Obama’s speech was one thing above all: boring. The American president must be careful that he doesn’t make himself a caricature of himself.

Barack Obama is dreaming — his American dream. He wants to go down as a successful president of the country. And he has said it himself: His days in the White House are numbered. They were just 1,276 on Wednesday.

So Obama has to deliver now. He needs to stimulate the economy. According to the prognoses, it will only recover sluggishly in the first year of his second term in office with growth of 1.7 percent. To be sure, the number of unemployed is moderately decreasing. But the jobs created are bringing those re-entering the job market only half or less of their former salary.

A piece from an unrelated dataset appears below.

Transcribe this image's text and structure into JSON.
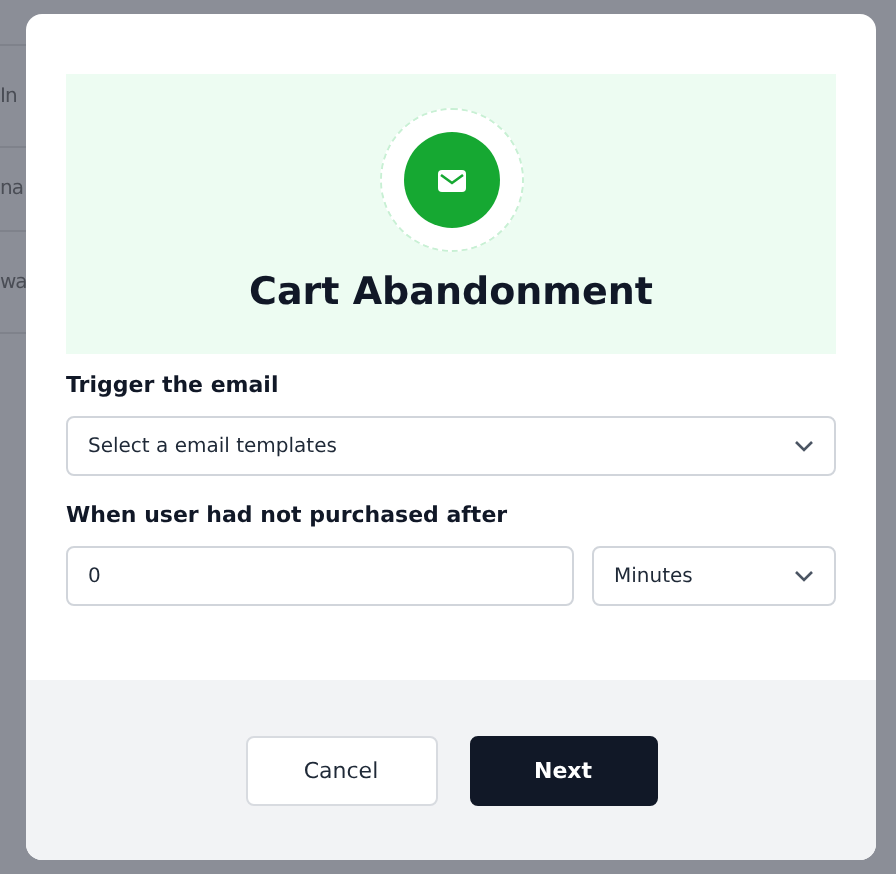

The ever-growing gap between poor and rich massively erodes the idea of American equal opportunity. It is not enough to again and again preach social justice. Obama knows: He must get his political opponents on board to get to the goal. The same opponents who, before Obama’s first term, made it their goal to bring about of the fall of the Democrats no matter what the cost to the American people continue to do so.

And the conservatives have already made their next trick known: They want to let him fail even more bitterly in the upcoming budget negotiations than in the previous years. Obama also knows: If the Republicans do not want to spoil everything in the midterm elections, they cannot afford to reduce themselves to the role of spoilsports. The Senate has realized that. With Republican votes, the Democrats got some bills through in the past few weeks — from immigration reform to student loans.

Obama now wants to use this momentum to take back the reins in economic policy. But to be honest: The White House has been pitching a series of moral sermons as if it were a matter of the new Superman film.

The rhetoric is, as usual, brilliant. But the plot is insufficient, and the monologue is an old one; it is only getting longer and longer. Obama must be careful that he doesn’t make himself into a caricature of himself.

Otherwise the speech bubble will burst like his American dream.